Bad Habit No. 9: Making credit payments late
After all, it's only a $25 late fee. Besides wasting money you could've put toward the balance, a late payment that arrives 60 days past due can throw your account into default and increase your interest rate. The higher rate will be lowered after six months, if you stay current, but that six months' of higher interest can add up.
Try this: On a calendar, mark upcoming paydays and payments that should come out of that paycheck, she says. If you're mailing payments, send them seven to 10 business days in advance. Better yet, sign up for online bill pay. Just check that the address on file and the address on the statement match, or the payment might not arrive on time. If you're still late, call the creditor, explain the situation and ask them to forgive the late fee. Check your credit report and be sure the information shows up correctly.
Bad Habit No. 10: Make the minimum payment only
Paying the minimum is better than paying nothing, but it doesn't do much to pay off most balances and forces you to keep paying interest. By paying interest on interest, you lose any savings from buying a dress on sale, Cunningham says.
Try this: If you can afford to pay more or in full, go ahead and pay as much of the balance as you can. You never know when you're going to have a tough month. Pay in full every month and you can avoid interest charges altogether.
Or, if paying more than the minimum proves difficult, consider working part time or decreasing your expenses -- or both, says Cunningham.
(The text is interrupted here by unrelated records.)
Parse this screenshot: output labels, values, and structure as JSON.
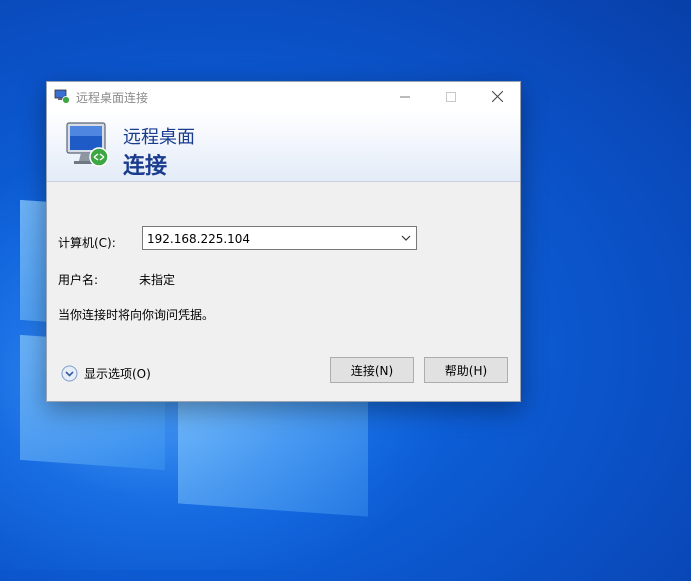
{
  "window": {
    "title": "远程桌面连接",
    "banner_line1": "远程桌面",
    "banner_line2": "连接"
  },
  "form": {
    "computer_label": "计算机(C):",
    "computer_value": "192.168.225.104",
    "username_label": "用户名:",
    "username_value": "未指定",
    "credentials_note": "当你连接时将向你询问凭据。"
  },
  "footer": {
    "show_options_label": "显示选项(O)",
    "connect_button": "连接(N)",
    "help_button": "帮助(H)"
  },
  "icons": [
    "remote-desktop-app-icon",
    "minimize-icon",
    "maximize-icon",
    "close-icon",
    "monitor-icon",
    "chevron-down-icon",
    "expand-options-icon"
  ],
  "colors": {
    "banner_text": "#1a3c8f",
    "desktop_blue": "#0a4ec2"
  }
}
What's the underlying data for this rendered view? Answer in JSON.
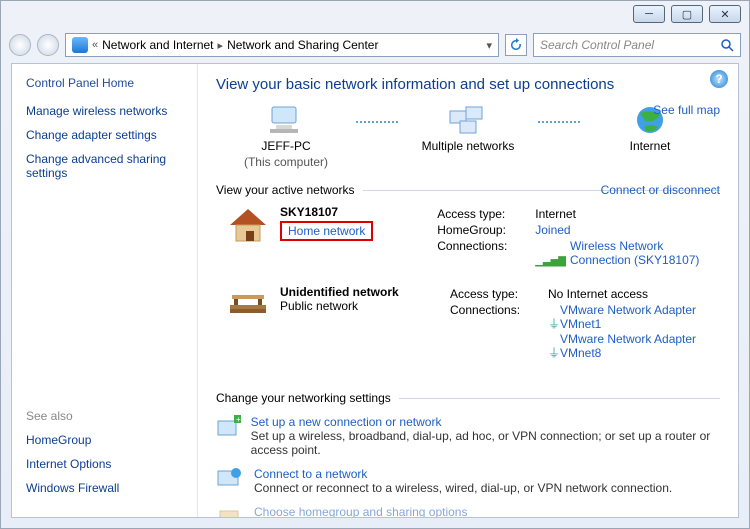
{
  "breadcrumb": {
    "root": "Network and Internet",
    "current": "Network and Sharing Center",
    "back_tip": "«"
  },
  "search": {
    "placeholder": "Search Control Panel"
  },
  "left": {
    "home": "Control Panel Home",
    "links": [
      "Manage wireless networks",
      "Change adapter settings",
      "Change advanced sharing settings"
    ],
    "see_also_hdr": "See also",
    "see_also": [
      "HomeGroup",
      "Internet Options",
      "Windows Firewall"
    ]
  },
  "page": {
    "title": "View your basic network information and set up connections",
    "see_full_map": "See full map",
    "map": {
      "pc_name": "JEFF-PC",
      "pc_sub": "(This computer)",
      "mid": "Multiple networks",
      "internet": "Internet"
    },
    "active_hdr": "View your active networks",
    "connect_or_disconnect": "Connect or disconnect",
    "networks": [
      {
        "name": "SKY18107",
        "type_label": "Home network",
        "highlight": true,
        "attrs": {
          "access": {
            "k": "Access type:",
            "v": "Internet",
            "link": false
          },
          "homegroup": {
            "k": "HomeGroup:",
            "v": "Joined",
            "link": true
          },
          "connections": {
            "k": "Connections:",
            "v": "Wireless Network Connection (SKY18107)",
            "link": true,
            "signal": true
          }
        }
      },
      {
        "name": "Unidentified network",
        "type_label": "Public network",
        "highlight": false,
        "attrs": {
          "access": {
            "k": "Access type:",
            "v": "No Internet access",
            "link": false
          },
          "connections": {
            "k": "Connections:",
            "v": [
              "VMware Network Adapter VMnet1",
              "VMware Network Adapter VMnet8"
            ],
            "link": true
          }
        }
      }
    ],
    "change_hdr": "Change your networking settings",
    "settings": [
      {
        "h": "Set up a new connection or network",
        "d": "Set up a wireless, broadband, dial-up, ad hoc, or VPN connection; or set up a router or access point."
      },
      {
        "h": "Connect to a network",
        "d": "Connect or reconnect to a wireless, wired, dial-up, or VPN network connection."
      },
      {
        "h": "Choose homegroup and sharing options",
        "d": ""
      }
    ]
  }
}
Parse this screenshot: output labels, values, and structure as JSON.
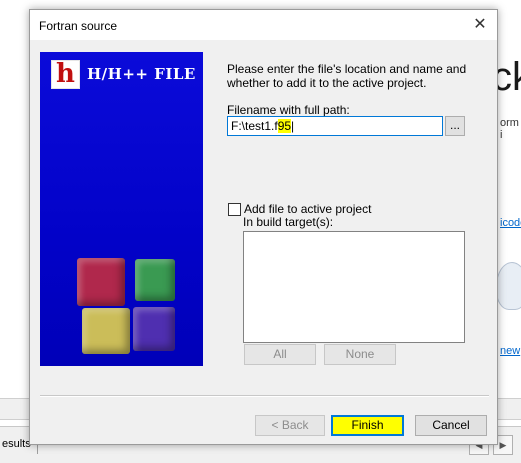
{
  "background": {
    "big_text": "ck",
    "form_text": "orm i",
    "link1": "icode",
    "link2": "new",
    "tab_label": "esults"
  },
  "dialog": {
    "title": "Fortran source",
    "close_glyph": "✕",
    "graphic": {
      "logo_letter": "h",
      "title": "H/H++ FILE"
    },
    "instructions": "Please enter the file's location and name and whether to add it to the active project.",
    "filename_label": "Filename with full path:",
    "filename_value_plain": "F:\\test1.f",
    "filename_value_highlight": "95",
    "browse_label": "...",
    "add_checkbox_label": "Add file to active project",
    "add_checkbox_checked": false,
    "targets_label": "In build target(s):",
    "targets": [],
    "all_button": "All",
    "none_button": "None",
    "back_button": "< Back",
    "finish_button": "Finish",
    "cancel_button": "Cancel"
  },
  "colors": {
    "highlight": "#ffff00",
    "accent": "#0078d7",
    "graphic_blue": "#0202c8"
  }
}
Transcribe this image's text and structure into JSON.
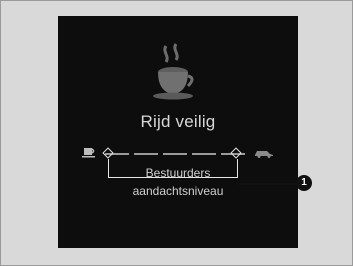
{
  "screen": {
    "title": "Rijd veilig",
    "level_label_line1": "Bestuurders",
    "level_label_line2": "aandachtsniveau",
    "main_icon": "coffee-cup-icon",
    "left_icon": "coffee-cup-icon",
    "right_icon": "car-icon",
    "level_segments": 5
  },
  "callout": {
    "number": "1"
  },
  "colors": {
    "screen_bg": "#0d0d0d",
    "frame_bg": "#d9d9d9",
    "text": "#d8d8d8"
  }
}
Put all of your earnings toward the debt. Use our minimum payment calculator to see how much you're saving in interest charges.